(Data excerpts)
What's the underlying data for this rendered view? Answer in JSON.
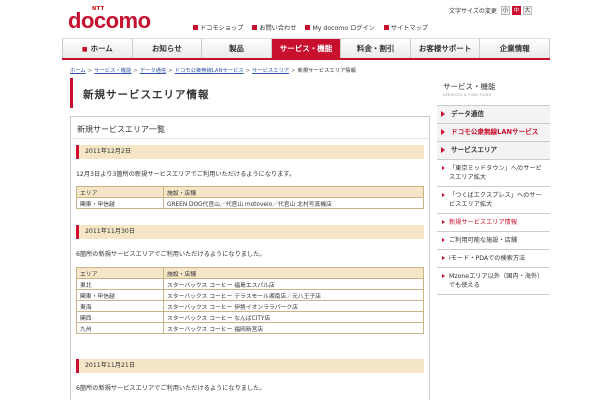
{
  "header": {
    "logo_ntt": "NTT",
    "logo_brand": "docomo",
    "text_size_label": "文字サイズの変更",
    "text_sizes": [
      "小",
      "中",
      "大"
    ],
    "utility_links": [
      "ドコモショップ",
      "お問い合わせ",
      "My docomo ログイン",
      "サイトマップ"
    ]
  },
  "global_nav": {
    "home_icon": "house-icon",
    "items": [
      "ホーム",
      "お知らせ",
      "製品",
      "サービス・機能",
      "料金・割引",
      "お客様サポート",
      "企業情報"
    ],
    "active_index": 3
  },
  "breadcrumb": [
    "ホーム",
    "サービス・機能",
    "データ通信",
    "ドコモ公衆無線LANサービス",
    "サービスエリア",
    "新規サービスエリア情報"
  ],
  "page_title": "新規サービスエリア情報",
  "section_title": "新規サービスエリア一覧",
  "updates": [
    {
      "date": "2011年12月2日",
      "notice": "12月3日より3箇所の新規サービスエリアでご利用いただけるようになります。",
      "col_area": "エリア",
      "col_facility": "施設・店舗",
      "rows": [
        {
          "area": "関東・甲信越",
          "facility": "GREEN DOG代官山／代官山 motovelo／代官山 北村写真機店"
        }
      ]
    },
    {
      "date": "2011年11月30日",
      "notice": "6箇所の新規サービスエリアでご利用いただけるようになりました。",
      "col_area": "エリア",
      "col_facility": "施設・店舗",
      "rows": [
        {
          "area": "東北",
          "facility": "スターバックス コーヒー 福島エスパル店"
        },
        {
          "area": "関東・甲信越",
          "facility": "スターバックス コーヒー テラスモール湘南店／元八王子店"
        },
        {
          "area": "東海",
          "facility": "スターバックス コーヒー 伊勢イオンララパーク店"
        },
        {
          "area": "関西",
          "facility": "スターバックス コーヒー なんばCITY店"
        },
        {
          "area": "九州",
          "facility": "スターバックス コーヒー 福岡新宮店"
        }
      ]
    },
    {
      "date": "2011年11月21日",
      "notice": "6箇所の新規サービスエリアでご利用いただけるようになりました。"
    }
  ],
  "sidebar": {
    "title": "サービス・機能",
    "subtitle": "SERVICES & FUNCTIONS",
    "items": [
      "データ通信",
      "ドコモ公衆無線LANサービス",
      "サービスエリア"
    ],
    "sub_items": [
      "「東京ミッドタウン」へのサービスエリア拡大",
      "「つくばエクスプレス」へのサービスエリア拡大",
      "新規サービスエリア情報",
      "ご利用可能な施設・店舗",
      "iモード・PDAでの検索方法",
      "Mzoneエリア以外（国内・海外）でも使える"
    ]
  },
  "colors": {
    "brand": "#c8102e",
    "table_header": "#f5e6c8"
  }
}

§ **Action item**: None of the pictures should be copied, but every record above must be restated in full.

§ **Reply**:
What's the underlying data for this rendered view? Answer in JSON.
{
  "header": {
    "logo_ntt": "NTT",
    "logo_brand": "docomo",
    "text_size_label": "文字サイズの変更",
    "text_sizes": [
      "小",
      "中",
      "大"
    ],
    "utility_links": [
      "ドコモショップ",
      "お問い合わせ",
      "My docomo ログイン",
      "サイトマップ"
    ]
  },
  "global_nav": {
    "home_icon": "house-icon",
    "items": [
      "ホーム",
      "お知らせ",
      "製品",
      "サービス・機能",
      "料金・割引",
      "お客様サポート",
      "企業情報"
    ],
    "active_index": 3
  },
  "breadcrumb": [
    "ホーム",
    "サービス・機能",
    "データ通信",
    "ドコモ公衆無線LANサービス",
    "サービスエリア",
    "新規サービスエリア情報"
  ],
  "page_title": "新規サービスエリア情報",
  "section_title": "新規サービスエリア一覧",
  "updates": [
    {
      "date": "2011年12月2日",
      "notice": "12月3日より3箇所の新規サービスエリアでご利用いただけるようになります。",
      "col_area": "エリア",
      "col_facility": "施設・店舗",
      "rows": [
        {
          "area": "関東・甲信越",
          "facility": "GREEN DOG代官山／代官山 motovelo／代官山 北村写真機店"
        }
      ]
    },
    {
      "date": "2011年11月30日",
      "notice": "6箇所の新規サービスエリアでご利用いただけるようになりました。",
      "col_area": "エリア",
      "col_facility": "施設・店舗",
      "rows": [
        {
          "area": "東北",
          "facility": "スターバックス コーヒー 福島エスパル店"
        },
        {
          "area": "関東・甲信越",
          "facility": "スターバックス コーヒー テラスモール湘南店／元八王子店"
        },
        {
          "area": "東海",
          "facility": "スターバックス コーヒー 伊勢イオンララパーク店"
        },
        {
          "area": "関西",
          "facility": "スターバックス コーヒー なんばCITY店"
        },
        {
          "area": "九州",
          "facility": "スターバックス コーヒー 福岡新宮店"
        }
      ]
    },
    {
      "date": "2011年11月21日",
      "notice": "6箇所の新規サービスエリアでご利用いただけるようになりました。"
    }
  ],
  "sidebar": {
    "title": "サービス・機能",
    "subtitle": "SERVICES & FUNCTIONS",
    "items": [
      "データ通信",
      "ドコモ公衆無線LANサービス",
      "サービスエリア"
    ],
    "sub_items": [
      "「東京ミッドタウン」へのサービスエリア拡大",
      "「つくばエクスプレス」へのサービスエリア拡大",
      "新規サービスエリア情報",
      "ご利用可能な施設・店舗",
      "iモード・PDAでの検索方法",
      "Mzoneエリア以外（国内・海外）でも使える"
    ]
  },
  "colors": {
    "brand": "#c8102e",
    "table_header": "#f5e6c8"
  }
}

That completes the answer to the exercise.